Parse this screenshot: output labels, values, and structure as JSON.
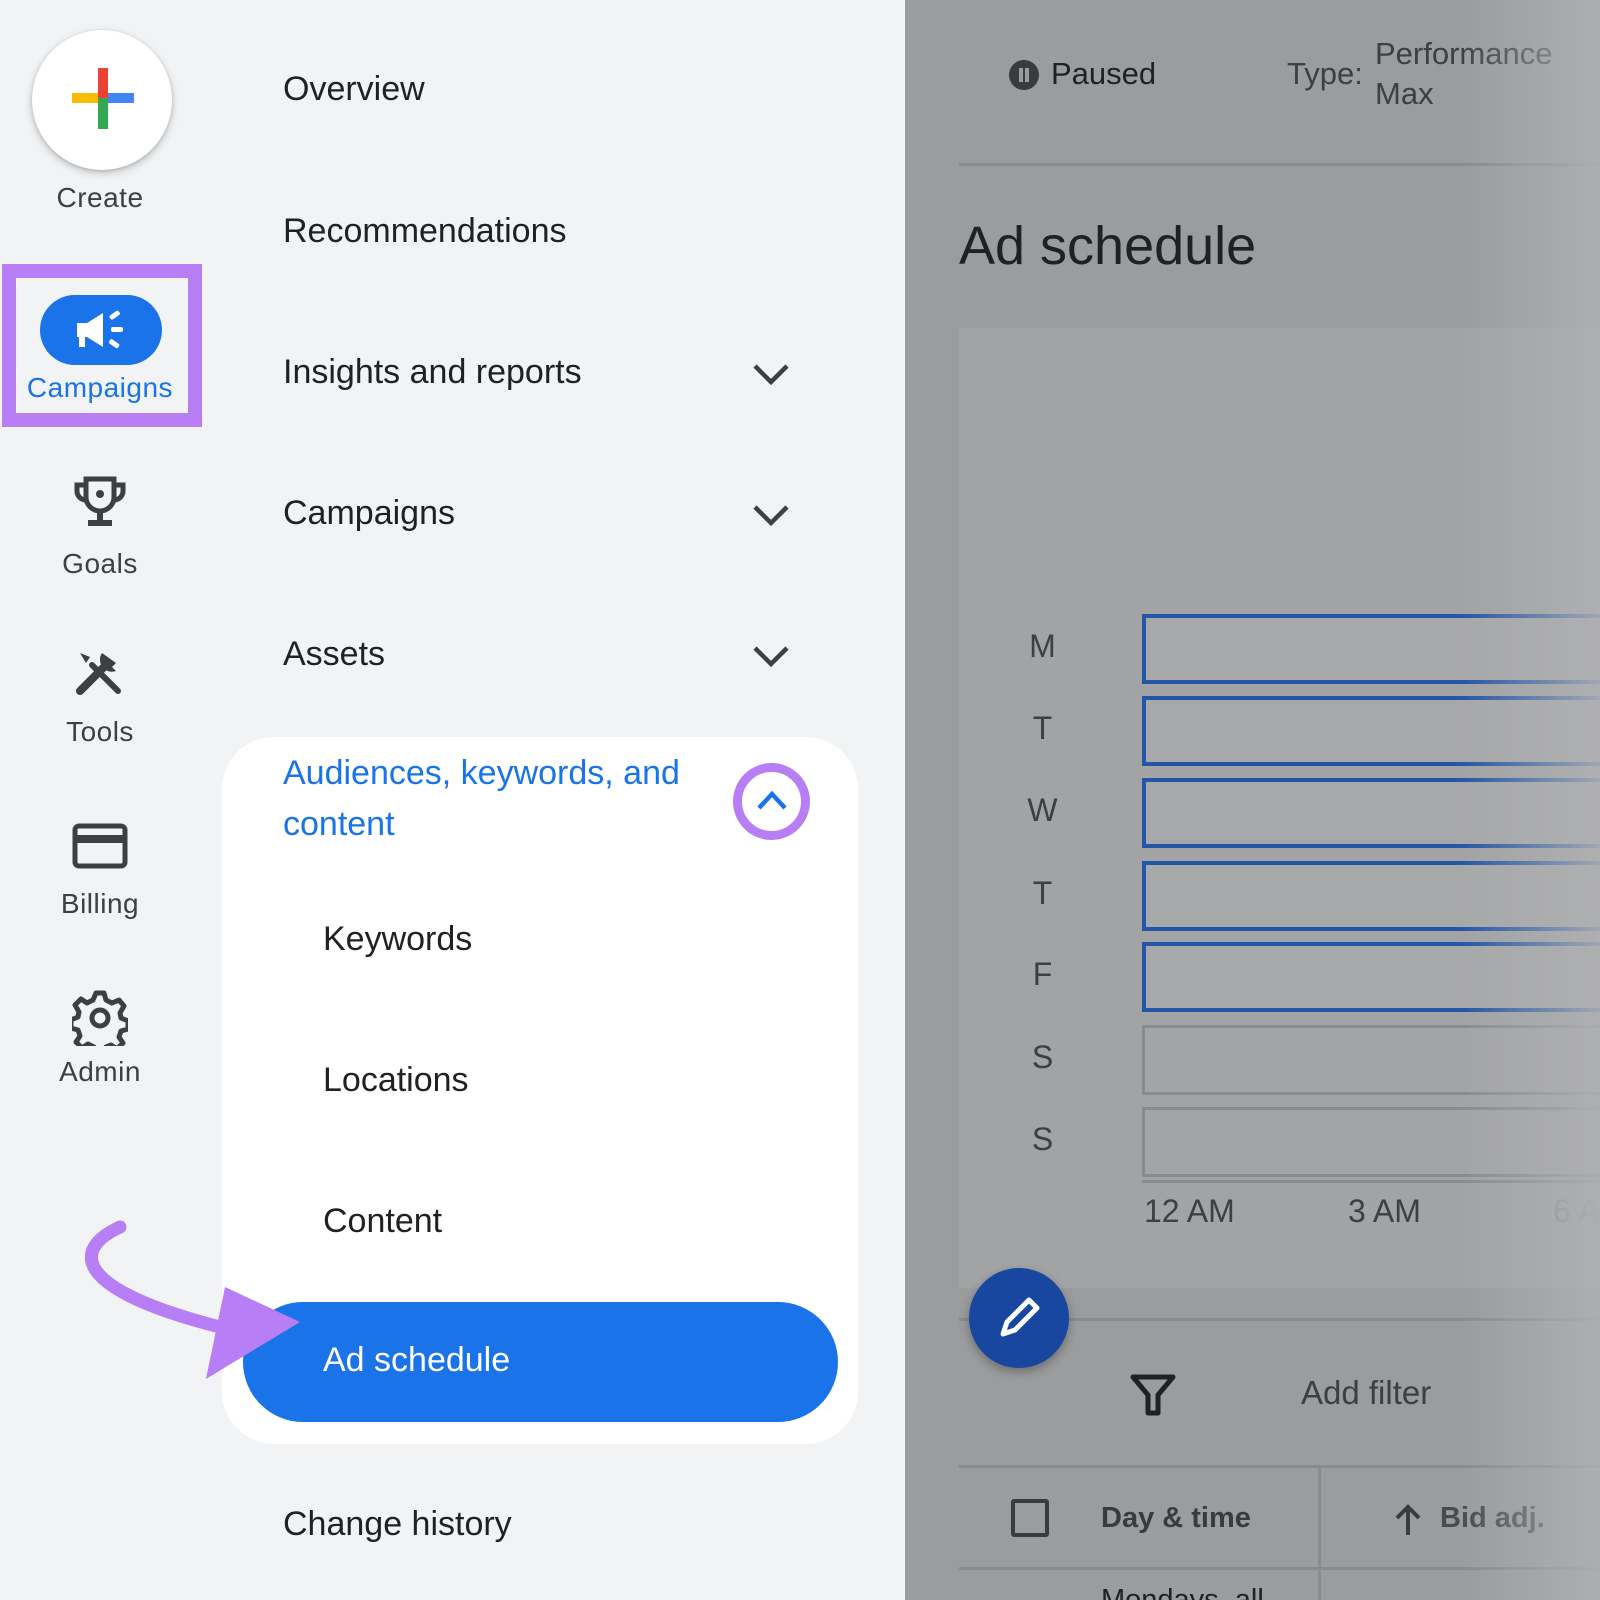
{
  "rail": {
    "create": "Create",
    "campaigns": "Campaigns",
    "goals": "Goals",
    "tools": "Tools",
    "billing": "Billing",
    "admin": "Admin"
  },
  "nav": {
    "overview": "Overview",
    "recommendations": "Recommendations",
    "insights": "Insights and reports",
    "campaigns": "Campaigns",
    "assets": "Assets",
    "section_title": "Audiences, keywords, and content",
    "sub_items": [
      "Keywords",
      "Locations",
      "Content"
    ],
    "active_item": "Ad schedule",
    "change_history": "Change history"
  },
  "campaign": {
    "status": "Paused",
    "type_label": "Type:",
    "type_value_line1": "Performance",
    "type_value_line2": "Max"
  },
  "schedule": {
    "title": "Ad schedule",
    "days": [
      "M",
      "T",
      "W",
      "T",
      "F",
      "S",
      "S"
    ],
    "active_days": [
      true,
      true,
      true,
      true,
      true,
      false,
      false
    ],
    "time_ticks": [
      "12 AM",
      "3 AM",
      "6 A"
    ]
  },
  "table": {
    "add_filter": "Add filter",
    "col_day_time": "Day & time",
    "col_bid_adj": "Bid adj.",
    "first_row_partial": "Mondays, all"
  },
  "colors": {
    "accent": "#1a73e8",
    "highlight": "#b77ef5",
    "overlay": "#9b9c9e"
  }
}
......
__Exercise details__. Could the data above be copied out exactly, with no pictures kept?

__Your response__.
Parse this screenshot: output labels, values, and structure as JSON.
{
  "rail": {
    "create": "Create",
    "campaigns": "Campaigns",
    "goals": "Goals",
    "tools": "Tools",
    "billing": "Billing",
    "admin": "Admin"
  },
  "nav": {
    "overview": "Overview",
    "recommendations": "Recommendations",
    "insights": "Insights and reports",
    "campaigns": "Campaigns",
    "assets": "Assets",
    "section_title": "Audiences, keywords, and content",
    "sub_items": [
      "Keywords",
      "Locations",
      "Content"
    ],
    "active_item": "Ad schedule",
    "change_history": "Change history"
  },
  "campaign": {
    "status": "Paused",
    "type_label": "Type:",
    "type_value_line1": "Performance",
    "type_value_line2": "Max"
  },
  "schedule": {
    "title": "Ad schedule",
    "days": [
      "M",
      "T",
      "W",
      "T",
      "F",
      "S",
      "S"
    ],
    "active_days": [
      true,
      true,
      true,
      true,
      true,
      false,
      false
    ],
    "time_ticks": [
      "12 AM",
      "3 AM",
      "6 A"
    ]
  },
  "table": {
    "add_filter": "Add filter",
    "col_day_time": "Day & time",
    "col_bid_adj": "Bid adj.",
    "first_row_partial": "Mondays, all"
  },
  "colors": {
    "accent": "#1a73e8",
    "highlight": "#b77ef5",
    "overlay": "#9b9c9e"
  }
}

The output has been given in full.